= Information given =
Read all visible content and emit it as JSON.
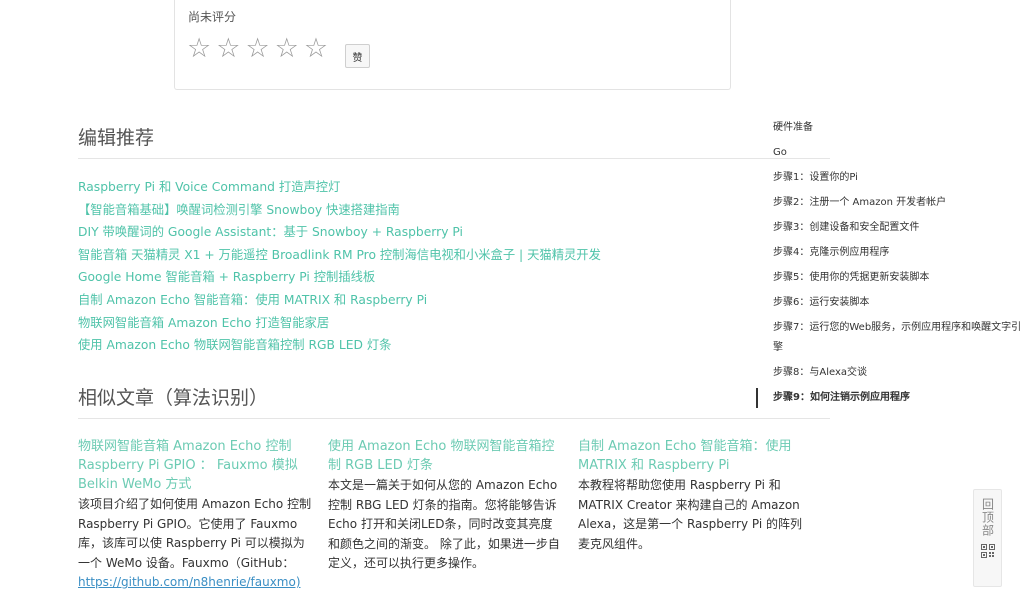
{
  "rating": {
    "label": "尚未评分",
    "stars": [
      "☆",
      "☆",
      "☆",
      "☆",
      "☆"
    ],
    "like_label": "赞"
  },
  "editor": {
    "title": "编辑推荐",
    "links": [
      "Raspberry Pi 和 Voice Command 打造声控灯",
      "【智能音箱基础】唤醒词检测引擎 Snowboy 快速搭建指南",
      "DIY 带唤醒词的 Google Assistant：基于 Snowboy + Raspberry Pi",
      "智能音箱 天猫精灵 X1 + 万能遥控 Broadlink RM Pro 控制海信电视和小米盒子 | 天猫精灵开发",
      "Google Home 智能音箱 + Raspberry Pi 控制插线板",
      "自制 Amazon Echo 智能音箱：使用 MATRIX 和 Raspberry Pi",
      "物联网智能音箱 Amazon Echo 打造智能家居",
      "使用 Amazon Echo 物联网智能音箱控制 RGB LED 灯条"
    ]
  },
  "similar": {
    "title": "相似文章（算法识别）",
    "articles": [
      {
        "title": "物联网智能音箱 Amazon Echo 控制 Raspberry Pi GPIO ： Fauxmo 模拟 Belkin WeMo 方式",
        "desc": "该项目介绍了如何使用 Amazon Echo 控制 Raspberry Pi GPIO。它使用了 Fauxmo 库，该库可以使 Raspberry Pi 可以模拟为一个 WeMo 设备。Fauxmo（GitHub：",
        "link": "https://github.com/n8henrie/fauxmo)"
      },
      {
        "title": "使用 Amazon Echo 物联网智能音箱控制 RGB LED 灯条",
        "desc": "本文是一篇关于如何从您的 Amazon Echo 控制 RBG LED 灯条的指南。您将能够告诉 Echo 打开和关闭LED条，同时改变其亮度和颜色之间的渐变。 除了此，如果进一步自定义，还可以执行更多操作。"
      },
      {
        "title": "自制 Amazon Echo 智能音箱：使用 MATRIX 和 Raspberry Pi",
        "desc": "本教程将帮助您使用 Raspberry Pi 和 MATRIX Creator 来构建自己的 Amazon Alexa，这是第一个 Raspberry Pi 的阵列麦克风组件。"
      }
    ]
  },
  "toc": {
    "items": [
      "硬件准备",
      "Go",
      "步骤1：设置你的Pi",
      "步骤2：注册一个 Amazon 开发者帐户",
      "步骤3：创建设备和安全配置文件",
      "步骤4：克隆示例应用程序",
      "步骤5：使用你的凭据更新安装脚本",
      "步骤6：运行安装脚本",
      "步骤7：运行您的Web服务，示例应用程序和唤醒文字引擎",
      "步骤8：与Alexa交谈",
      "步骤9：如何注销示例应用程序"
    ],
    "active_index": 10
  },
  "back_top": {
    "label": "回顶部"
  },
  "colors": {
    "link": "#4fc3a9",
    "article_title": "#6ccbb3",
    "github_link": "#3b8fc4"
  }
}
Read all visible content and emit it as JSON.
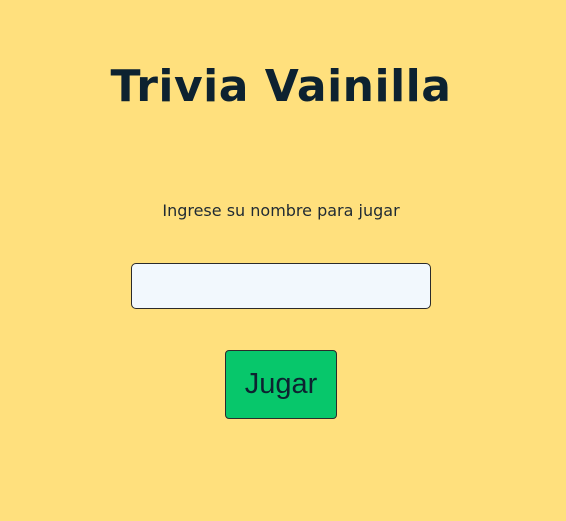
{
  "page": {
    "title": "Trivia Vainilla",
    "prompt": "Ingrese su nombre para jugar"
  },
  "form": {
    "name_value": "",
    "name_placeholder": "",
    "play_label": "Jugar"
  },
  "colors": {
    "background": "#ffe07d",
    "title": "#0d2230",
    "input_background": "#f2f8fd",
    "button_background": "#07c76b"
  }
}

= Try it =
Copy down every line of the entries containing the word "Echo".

= Finished task =
      "自制 Amazon Echo 智能音箱：使用 MATRIX 和 Raspberry Pi",
      "物联网智能音箱 Amazon Echo 打造智能家居",
      "使用 Amazon Echo 物联网智能音箱控制 RGB LED 灯条"
        "title": "物联网智能音箱 Amazon Echo 控制 Raspberry Pi GPIO ： Fauxmo 模拟 Belkin WeMo 方式",
        "desc": "该项目介绍了如何使用 Amazon Echo 控制 Raspberry Pi GPIO。它使用了 Fauxmo 库，该库可以使 Raspberry Pi 可以模拟为一个 WeMo 设备。Fauxmo（GitHub：",
        "title": "使用 Amazon Echo 物联网智能音箱控制 RGB LED 灯条",
        "desc": "本文是一篇关于如何从您的 Amazon Echo 控制 RBG LED 灯条的指南。您将能够告诉 Echo 打开和关闭LED条，同时改变其亮度和颜色之间的渐变。 除了此，如果进一步自定义，还可以执行更多操作。"
        "title": "自制 Amazon Echo 智能音箱：使用 MATRIX 和 Raspberry Pi",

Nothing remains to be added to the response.